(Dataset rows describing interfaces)
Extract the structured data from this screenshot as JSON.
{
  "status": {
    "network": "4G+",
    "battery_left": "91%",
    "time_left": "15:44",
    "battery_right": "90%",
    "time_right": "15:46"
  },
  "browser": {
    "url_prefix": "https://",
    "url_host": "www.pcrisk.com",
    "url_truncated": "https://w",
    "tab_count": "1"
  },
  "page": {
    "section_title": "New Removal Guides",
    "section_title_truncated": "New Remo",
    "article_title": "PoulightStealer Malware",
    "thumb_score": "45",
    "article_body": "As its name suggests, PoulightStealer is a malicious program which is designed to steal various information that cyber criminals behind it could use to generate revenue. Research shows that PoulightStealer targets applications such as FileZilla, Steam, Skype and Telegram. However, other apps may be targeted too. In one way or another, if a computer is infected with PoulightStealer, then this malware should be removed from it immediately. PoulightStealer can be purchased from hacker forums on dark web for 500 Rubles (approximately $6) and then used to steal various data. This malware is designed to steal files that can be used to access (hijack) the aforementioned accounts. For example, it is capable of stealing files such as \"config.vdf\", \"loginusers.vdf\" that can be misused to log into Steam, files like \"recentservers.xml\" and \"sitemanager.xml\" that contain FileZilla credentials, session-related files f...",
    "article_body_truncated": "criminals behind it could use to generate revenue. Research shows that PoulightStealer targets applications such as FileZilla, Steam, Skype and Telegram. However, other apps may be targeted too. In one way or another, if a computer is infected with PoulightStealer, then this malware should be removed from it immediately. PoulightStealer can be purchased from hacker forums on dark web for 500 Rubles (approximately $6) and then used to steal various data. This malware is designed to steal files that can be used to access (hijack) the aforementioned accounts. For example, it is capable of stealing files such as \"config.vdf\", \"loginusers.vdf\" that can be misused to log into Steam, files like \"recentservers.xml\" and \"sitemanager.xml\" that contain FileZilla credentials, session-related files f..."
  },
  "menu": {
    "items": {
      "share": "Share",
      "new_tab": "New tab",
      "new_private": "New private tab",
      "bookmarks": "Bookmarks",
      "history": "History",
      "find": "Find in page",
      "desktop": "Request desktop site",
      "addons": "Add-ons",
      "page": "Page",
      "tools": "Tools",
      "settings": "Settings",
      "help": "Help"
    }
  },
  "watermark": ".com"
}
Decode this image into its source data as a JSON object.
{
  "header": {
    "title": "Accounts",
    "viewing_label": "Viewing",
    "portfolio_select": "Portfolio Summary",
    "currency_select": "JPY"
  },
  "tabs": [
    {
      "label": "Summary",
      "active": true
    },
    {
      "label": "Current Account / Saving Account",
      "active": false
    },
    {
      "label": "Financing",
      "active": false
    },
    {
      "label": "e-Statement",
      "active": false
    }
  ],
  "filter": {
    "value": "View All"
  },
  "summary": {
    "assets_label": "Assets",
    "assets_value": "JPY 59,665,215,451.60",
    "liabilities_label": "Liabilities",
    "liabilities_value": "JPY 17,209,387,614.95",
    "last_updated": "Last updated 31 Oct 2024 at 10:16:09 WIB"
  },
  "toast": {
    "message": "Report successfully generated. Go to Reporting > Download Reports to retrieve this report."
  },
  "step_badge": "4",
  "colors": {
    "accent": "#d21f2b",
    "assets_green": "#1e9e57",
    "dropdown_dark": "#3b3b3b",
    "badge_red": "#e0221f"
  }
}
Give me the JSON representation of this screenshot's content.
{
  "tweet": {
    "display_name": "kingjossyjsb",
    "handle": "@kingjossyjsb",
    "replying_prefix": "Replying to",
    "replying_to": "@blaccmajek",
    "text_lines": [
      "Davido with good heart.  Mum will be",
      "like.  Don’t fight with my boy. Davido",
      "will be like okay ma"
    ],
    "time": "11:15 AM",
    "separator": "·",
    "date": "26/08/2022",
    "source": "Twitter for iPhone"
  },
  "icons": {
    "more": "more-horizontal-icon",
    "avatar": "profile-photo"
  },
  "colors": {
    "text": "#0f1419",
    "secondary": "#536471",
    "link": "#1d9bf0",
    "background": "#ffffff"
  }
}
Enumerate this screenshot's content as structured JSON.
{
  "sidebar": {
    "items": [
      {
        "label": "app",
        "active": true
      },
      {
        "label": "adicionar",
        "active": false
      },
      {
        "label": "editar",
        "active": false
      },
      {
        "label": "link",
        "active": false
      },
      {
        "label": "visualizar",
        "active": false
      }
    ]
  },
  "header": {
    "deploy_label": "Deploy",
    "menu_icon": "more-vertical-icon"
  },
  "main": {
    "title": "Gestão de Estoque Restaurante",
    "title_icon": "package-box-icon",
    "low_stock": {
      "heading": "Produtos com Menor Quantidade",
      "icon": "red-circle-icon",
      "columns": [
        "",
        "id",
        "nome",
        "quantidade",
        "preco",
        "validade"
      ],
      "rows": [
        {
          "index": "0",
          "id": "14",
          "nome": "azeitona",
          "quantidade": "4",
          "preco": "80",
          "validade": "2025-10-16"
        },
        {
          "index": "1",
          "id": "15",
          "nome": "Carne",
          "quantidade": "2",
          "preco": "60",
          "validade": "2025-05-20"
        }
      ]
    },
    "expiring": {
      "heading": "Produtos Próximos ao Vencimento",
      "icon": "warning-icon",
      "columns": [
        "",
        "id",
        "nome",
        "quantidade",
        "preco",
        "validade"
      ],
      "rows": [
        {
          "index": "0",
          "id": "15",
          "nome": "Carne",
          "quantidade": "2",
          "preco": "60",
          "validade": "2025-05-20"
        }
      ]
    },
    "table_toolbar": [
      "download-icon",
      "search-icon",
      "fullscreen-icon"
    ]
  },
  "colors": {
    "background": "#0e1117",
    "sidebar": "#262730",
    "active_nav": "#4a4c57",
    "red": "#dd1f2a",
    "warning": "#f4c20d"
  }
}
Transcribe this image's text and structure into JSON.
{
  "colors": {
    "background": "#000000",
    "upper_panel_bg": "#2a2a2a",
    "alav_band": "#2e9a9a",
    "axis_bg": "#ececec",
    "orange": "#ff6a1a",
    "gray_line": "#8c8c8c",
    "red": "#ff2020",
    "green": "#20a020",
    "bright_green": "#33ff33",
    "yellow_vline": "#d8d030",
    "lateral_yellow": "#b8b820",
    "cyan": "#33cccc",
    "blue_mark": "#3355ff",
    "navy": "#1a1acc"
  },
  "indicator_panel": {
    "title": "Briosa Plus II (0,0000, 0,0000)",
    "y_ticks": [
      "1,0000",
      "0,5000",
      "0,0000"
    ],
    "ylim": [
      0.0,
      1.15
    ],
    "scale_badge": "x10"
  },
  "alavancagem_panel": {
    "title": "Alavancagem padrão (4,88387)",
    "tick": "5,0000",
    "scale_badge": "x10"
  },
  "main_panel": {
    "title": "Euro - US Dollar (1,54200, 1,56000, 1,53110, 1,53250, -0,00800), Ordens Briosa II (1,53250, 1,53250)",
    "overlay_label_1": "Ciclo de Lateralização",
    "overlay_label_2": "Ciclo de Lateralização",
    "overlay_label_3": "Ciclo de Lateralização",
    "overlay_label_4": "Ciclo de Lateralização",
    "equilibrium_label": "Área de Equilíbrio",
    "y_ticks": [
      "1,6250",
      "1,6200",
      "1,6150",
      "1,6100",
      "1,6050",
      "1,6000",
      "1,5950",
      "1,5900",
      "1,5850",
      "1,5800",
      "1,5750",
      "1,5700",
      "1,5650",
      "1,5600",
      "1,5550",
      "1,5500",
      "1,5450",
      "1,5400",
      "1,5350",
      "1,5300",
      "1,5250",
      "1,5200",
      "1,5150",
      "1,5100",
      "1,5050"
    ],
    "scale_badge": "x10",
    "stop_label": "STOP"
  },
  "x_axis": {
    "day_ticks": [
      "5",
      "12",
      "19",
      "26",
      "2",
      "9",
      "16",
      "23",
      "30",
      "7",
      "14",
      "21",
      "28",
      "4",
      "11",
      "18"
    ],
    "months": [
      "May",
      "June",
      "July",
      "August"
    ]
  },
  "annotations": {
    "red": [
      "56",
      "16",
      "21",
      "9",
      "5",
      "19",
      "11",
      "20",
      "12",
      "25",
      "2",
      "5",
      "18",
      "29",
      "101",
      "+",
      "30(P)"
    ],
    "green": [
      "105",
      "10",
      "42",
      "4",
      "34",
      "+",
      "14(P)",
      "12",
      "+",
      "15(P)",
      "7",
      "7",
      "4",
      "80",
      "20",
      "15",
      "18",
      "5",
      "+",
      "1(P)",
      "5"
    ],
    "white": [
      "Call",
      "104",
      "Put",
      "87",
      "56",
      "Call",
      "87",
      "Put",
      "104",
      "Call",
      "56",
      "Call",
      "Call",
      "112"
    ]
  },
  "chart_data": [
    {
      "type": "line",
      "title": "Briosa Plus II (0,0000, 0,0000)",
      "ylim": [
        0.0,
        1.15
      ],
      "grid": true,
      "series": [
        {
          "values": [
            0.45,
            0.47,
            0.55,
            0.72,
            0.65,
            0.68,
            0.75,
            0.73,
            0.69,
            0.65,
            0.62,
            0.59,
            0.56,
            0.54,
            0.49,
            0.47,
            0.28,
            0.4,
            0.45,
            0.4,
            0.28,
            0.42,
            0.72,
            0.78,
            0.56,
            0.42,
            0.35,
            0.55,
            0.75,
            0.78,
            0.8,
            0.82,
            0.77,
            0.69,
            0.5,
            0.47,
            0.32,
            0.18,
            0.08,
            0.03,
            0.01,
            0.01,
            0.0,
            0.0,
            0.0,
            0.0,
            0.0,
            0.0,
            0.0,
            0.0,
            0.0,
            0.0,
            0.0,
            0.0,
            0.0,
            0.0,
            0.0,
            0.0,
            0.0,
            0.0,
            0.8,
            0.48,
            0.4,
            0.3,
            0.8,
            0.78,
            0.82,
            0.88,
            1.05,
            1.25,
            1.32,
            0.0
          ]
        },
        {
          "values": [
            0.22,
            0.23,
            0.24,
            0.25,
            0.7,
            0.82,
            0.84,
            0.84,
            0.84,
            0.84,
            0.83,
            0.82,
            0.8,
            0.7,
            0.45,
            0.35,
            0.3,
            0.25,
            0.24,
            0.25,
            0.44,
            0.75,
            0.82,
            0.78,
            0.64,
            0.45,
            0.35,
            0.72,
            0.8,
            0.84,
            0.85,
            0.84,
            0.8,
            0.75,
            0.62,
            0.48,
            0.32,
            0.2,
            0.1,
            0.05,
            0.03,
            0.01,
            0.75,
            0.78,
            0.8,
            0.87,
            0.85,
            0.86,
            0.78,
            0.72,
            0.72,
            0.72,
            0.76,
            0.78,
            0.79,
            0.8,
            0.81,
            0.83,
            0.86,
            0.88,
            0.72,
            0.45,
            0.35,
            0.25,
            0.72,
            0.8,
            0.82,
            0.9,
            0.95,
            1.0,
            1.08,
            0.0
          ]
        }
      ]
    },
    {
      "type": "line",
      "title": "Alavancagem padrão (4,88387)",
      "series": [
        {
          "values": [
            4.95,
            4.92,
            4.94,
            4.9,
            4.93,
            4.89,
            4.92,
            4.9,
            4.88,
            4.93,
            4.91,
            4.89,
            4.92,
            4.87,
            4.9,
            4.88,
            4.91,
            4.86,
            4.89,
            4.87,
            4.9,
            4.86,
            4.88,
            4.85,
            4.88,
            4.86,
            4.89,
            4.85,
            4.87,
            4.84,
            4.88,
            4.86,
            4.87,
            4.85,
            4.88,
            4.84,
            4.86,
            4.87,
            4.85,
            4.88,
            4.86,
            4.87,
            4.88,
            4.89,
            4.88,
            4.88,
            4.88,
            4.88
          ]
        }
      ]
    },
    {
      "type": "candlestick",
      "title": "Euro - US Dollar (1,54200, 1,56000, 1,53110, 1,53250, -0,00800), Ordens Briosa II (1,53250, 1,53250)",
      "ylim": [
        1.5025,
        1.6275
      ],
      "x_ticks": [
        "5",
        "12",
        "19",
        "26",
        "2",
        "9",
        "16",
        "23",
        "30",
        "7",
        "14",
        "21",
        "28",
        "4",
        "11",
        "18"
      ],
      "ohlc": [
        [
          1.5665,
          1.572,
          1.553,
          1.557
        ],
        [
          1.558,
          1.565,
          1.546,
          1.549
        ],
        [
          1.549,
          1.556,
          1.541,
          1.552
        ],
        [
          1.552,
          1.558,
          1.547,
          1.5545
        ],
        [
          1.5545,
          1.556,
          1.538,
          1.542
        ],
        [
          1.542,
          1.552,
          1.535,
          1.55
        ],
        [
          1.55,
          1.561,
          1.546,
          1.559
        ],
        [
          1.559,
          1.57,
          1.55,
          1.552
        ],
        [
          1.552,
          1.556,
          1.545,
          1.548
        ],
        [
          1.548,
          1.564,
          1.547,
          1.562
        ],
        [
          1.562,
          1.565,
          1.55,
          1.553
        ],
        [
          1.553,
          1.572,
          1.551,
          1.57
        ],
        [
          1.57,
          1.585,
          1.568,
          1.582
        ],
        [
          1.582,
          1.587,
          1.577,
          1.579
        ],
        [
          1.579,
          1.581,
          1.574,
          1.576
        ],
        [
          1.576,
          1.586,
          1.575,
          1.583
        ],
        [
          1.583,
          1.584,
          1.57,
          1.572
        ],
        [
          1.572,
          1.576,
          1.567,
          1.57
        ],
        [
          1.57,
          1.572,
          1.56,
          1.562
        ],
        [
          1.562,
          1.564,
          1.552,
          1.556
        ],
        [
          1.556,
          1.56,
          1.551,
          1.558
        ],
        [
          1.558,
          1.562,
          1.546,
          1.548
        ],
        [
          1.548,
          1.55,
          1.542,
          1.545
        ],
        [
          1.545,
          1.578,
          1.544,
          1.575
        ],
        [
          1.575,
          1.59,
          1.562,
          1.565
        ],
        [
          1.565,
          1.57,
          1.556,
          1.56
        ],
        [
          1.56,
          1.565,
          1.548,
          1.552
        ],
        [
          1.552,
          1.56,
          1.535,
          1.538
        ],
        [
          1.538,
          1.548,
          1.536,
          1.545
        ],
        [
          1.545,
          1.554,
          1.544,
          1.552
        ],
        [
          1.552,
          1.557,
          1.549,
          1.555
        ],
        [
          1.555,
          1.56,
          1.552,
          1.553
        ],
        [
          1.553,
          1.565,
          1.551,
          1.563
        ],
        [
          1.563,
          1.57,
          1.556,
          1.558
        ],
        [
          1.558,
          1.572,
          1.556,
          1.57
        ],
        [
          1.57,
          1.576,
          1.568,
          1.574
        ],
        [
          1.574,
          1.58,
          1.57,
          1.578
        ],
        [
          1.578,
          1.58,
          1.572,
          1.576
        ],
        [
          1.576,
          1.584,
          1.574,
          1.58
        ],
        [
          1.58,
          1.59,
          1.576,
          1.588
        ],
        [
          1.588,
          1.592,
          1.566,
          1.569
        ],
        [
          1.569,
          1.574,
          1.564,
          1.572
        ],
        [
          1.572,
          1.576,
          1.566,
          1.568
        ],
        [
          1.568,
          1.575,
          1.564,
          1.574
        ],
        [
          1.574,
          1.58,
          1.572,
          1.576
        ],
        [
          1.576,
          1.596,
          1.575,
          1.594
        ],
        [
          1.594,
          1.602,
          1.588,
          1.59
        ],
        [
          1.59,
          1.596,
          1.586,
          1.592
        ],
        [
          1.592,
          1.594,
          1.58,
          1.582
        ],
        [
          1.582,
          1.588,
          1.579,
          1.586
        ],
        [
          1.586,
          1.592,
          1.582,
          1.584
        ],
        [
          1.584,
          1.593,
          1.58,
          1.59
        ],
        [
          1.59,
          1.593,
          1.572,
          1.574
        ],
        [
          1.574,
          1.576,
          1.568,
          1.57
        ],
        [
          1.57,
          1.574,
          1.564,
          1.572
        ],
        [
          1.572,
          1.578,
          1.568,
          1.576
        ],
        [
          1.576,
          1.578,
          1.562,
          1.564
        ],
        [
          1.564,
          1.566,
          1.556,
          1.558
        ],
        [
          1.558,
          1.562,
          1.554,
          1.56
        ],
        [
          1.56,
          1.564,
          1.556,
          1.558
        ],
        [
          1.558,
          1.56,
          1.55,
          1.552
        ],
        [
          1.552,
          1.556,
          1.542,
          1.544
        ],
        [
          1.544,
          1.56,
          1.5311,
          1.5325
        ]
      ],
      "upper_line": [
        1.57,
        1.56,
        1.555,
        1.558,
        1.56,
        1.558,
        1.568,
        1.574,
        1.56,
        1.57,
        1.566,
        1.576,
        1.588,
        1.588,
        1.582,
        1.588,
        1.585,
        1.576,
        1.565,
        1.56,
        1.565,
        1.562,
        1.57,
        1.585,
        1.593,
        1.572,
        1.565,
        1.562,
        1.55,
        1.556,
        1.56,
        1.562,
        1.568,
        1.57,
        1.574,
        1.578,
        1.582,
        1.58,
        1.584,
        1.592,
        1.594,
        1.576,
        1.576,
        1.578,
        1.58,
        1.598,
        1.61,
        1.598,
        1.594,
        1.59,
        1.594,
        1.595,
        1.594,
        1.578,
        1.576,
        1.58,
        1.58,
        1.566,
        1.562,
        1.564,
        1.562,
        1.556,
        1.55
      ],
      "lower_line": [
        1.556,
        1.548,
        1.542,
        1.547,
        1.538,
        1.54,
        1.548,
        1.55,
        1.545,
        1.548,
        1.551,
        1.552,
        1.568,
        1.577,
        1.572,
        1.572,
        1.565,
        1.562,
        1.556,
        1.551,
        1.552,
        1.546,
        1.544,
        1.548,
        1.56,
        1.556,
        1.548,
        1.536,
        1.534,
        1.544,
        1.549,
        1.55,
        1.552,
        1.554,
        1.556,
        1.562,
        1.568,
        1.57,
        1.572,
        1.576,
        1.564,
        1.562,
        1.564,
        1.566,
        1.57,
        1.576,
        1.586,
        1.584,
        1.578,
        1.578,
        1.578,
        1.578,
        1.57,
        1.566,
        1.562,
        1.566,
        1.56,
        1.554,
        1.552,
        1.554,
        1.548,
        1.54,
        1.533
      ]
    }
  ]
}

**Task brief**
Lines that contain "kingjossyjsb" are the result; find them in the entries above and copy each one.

**Output of the task**
    "display_name": "kingjossyjsb",
    "handle": "@kingjossyjsb",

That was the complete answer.